MATERIAL TO PROCESS
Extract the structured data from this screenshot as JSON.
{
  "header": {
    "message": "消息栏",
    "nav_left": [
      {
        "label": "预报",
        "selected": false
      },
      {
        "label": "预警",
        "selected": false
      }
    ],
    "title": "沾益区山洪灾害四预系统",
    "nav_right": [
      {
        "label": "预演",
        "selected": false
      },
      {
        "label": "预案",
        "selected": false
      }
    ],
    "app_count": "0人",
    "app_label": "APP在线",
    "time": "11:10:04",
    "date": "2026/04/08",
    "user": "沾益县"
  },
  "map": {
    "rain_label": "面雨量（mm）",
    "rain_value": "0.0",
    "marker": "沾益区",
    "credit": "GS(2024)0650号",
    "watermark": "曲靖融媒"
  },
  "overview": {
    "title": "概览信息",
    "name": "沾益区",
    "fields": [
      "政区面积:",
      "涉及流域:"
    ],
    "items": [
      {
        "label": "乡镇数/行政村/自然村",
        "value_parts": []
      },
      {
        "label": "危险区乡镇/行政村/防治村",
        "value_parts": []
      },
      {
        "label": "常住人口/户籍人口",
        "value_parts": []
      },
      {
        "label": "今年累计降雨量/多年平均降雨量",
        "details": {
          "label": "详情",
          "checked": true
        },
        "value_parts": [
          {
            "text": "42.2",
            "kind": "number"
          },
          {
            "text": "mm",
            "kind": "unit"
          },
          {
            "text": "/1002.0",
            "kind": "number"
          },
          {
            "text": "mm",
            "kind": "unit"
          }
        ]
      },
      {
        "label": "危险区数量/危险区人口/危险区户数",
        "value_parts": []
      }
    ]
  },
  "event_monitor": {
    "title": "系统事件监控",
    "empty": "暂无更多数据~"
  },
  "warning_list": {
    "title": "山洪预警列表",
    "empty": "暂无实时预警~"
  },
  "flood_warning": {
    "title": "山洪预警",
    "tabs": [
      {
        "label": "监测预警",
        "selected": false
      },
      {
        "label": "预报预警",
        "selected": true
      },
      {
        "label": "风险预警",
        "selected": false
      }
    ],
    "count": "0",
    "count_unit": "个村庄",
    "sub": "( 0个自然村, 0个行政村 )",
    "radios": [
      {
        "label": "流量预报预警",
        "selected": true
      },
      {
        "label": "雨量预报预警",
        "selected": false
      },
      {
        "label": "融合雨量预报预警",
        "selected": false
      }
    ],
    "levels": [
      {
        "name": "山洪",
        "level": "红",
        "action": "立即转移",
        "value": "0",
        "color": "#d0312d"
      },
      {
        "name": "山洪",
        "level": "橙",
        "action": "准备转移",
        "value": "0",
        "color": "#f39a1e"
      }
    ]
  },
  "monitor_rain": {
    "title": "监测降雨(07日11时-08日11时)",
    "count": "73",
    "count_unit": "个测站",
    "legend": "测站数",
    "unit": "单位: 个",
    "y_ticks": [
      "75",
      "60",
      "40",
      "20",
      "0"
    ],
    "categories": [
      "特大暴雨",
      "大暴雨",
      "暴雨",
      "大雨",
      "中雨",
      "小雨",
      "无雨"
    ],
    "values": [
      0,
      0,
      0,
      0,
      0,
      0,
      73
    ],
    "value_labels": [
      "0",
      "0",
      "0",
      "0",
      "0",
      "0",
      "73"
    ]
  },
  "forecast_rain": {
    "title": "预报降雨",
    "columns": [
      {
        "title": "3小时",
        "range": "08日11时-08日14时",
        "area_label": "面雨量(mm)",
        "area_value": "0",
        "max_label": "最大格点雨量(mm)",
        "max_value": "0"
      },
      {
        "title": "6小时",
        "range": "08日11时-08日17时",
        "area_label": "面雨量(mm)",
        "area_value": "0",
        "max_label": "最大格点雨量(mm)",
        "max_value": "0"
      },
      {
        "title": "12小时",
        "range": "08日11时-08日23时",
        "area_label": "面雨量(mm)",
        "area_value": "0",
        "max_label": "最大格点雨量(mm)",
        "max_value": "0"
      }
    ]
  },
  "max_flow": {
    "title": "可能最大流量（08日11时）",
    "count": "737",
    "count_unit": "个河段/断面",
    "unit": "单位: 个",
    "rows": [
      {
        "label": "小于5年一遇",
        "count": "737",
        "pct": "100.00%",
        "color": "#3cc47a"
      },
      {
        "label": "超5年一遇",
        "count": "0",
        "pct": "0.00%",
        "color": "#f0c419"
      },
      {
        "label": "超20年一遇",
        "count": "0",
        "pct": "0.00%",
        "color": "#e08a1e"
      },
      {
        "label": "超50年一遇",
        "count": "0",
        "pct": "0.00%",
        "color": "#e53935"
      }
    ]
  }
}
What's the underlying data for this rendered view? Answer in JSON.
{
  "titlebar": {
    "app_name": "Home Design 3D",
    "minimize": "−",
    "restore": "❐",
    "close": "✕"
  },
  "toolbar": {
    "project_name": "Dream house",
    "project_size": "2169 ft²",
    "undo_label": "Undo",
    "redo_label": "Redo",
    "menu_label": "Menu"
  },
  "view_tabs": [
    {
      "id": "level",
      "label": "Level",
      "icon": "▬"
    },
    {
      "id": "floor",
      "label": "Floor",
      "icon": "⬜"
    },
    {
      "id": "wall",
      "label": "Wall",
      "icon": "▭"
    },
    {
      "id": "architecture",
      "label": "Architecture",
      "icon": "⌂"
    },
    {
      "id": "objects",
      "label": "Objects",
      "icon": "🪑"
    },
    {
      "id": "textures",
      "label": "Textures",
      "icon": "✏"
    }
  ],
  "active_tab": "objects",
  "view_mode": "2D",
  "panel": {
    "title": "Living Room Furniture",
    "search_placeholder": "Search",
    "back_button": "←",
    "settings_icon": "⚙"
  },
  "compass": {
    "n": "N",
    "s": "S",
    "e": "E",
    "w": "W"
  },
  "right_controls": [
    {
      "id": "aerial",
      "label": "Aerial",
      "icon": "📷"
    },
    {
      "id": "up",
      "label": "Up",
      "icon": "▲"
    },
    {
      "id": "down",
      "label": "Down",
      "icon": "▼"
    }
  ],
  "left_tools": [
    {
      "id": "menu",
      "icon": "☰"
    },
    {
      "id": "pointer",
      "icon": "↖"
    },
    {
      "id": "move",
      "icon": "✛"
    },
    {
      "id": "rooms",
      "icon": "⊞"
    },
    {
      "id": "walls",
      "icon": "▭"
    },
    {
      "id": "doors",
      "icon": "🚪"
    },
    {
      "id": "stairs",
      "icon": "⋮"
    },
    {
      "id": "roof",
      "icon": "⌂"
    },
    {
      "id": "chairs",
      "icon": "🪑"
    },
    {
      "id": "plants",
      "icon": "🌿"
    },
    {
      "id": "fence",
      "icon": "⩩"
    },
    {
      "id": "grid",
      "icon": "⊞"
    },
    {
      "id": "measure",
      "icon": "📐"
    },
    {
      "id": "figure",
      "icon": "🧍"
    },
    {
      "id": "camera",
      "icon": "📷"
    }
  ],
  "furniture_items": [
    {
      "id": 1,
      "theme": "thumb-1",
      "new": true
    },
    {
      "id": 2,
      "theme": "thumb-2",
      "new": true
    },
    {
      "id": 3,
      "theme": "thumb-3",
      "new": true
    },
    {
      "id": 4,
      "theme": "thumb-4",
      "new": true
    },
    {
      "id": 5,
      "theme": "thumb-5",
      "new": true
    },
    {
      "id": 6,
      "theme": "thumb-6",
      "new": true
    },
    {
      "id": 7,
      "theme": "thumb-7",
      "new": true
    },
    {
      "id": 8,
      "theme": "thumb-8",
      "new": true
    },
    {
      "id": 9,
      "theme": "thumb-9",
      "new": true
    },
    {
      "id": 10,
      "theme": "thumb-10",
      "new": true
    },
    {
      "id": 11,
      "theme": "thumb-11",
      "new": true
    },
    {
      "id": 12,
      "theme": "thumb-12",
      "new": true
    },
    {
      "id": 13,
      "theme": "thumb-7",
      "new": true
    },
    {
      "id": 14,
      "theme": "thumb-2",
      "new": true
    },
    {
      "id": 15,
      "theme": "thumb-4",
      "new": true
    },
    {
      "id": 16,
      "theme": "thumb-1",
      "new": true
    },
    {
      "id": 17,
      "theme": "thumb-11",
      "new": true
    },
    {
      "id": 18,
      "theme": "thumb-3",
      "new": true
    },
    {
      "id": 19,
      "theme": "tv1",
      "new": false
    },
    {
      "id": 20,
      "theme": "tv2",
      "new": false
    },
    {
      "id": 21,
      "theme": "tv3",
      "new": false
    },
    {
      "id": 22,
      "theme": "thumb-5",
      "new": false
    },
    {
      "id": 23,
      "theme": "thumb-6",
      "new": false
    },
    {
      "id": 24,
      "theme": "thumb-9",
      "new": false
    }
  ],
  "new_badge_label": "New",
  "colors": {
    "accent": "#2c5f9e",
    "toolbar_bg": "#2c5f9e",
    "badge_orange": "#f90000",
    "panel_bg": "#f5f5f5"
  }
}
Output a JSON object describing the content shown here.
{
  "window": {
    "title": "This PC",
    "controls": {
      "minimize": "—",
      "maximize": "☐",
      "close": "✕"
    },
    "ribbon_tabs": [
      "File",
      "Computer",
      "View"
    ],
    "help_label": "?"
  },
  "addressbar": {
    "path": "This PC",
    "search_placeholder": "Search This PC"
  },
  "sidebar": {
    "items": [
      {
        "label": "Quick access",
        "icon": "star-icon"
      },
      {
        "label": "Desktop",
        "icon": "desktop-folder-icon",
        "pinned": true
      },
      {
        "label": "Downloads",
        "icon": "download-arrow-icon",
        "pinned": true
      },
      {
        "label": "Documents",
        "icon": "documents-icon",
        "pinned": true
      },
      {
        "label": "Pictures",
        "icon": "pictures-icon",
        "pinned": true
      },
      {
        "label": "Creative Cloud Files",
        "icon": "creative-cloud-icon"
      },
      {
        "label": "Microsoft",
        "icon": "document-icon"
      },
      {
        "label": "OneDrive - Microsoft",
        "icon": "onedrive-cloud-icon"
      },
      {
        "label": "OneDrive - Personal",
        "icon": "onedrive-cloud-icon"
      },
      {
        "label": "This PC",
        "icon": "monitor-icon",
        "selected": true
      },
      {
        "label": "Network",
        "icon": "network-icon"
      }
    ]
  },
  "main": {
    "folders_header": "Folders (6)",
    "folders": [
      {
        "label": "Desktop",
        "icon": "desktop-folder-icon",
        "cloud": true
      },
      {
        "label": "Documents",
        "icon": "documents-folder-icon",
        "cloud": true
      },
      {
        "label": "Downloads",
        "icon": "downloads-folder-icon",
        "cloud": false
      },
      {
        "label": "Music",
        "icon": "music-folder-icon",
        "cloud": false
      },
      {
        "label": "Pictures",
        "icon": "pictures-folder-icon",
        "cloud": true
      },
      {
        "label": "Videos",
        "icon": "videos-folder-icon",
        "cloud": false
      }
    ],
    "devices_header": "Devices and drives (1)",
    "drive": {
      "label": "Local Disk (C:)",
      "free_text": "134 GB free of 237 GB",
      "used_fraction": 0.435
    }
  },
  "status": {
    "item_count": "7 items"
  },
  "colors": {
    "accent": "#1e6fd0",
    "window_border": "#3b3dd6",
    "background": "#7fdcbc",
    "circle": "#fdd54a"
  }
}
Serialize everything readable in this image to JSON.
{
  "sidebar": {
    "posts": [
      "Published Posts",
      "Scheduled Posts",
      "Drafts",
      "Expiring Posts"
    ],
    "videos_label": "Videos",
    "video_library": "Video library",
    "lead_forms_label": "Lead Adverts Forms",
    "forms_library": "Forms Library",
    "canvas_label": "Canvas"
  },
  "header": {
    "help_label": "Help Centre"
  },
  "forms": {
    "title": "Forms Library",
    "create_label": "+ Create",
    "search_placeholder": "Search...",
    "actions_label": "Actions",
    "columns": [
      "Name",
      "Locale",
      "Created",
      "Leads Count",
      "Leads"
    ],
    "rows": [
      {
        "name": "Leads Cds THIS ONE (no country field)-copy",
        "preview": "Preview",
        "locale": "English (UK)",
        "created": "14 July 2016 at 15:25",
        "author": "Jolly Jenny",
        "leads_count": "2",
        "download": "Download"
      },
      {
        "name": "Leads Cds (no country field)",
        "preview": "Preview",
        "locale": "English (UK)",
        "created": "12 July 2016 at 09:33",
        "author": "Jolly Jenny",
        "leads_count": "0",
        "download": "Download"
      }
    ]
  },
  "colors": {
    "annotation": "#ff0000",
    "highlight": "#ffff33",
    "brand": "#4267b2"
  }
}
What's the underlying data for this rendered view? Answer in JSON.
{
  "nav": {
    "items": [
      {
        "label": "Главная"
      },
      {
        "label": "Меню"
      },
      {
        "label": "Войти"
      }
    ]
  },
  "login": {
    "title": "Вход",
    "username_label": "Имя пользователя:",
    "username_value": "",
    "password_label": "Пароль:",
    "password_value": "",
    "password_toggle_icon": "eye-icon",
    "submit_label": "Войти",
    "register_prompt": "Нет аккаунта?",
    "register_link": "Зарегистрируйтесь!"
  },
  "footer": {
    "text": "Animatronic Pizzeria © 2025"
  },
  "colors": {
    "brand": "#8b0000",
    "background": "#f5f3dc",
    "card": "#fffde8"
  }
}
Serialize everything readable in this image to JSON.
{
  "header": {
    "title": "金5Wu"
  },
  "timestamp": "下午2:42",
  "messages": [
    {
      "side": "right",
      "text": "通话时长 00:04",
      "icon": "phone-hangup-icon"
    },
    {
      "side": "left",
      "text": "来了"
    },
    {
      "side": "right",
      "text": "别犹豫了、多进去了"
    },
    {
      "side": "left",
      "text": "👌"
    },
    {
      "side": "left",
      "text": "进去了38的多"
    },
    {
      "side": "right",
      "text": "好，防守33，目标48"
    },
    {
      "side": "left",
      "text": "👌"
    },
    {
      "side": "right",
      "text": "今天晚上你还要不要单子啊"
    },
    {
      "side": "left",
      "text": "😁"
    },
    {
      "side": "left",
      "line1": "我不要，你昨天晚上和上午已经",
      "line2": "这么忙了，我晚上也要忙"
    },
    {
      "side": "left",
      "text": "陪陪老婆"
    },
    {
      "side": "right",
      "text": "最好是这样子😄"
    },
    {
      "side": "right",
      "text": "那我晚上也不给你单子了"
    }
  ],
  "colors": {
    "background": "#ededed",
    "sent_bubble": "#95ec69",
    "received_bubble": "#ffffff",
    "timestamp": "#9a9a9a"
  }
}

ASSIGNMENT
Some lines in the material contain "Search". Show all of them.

ANSWER TO THIS TASK
    "search_placeholder": "Search",
    "search_placeholder": "Search This PC"
    "search_placeholder": "Search...",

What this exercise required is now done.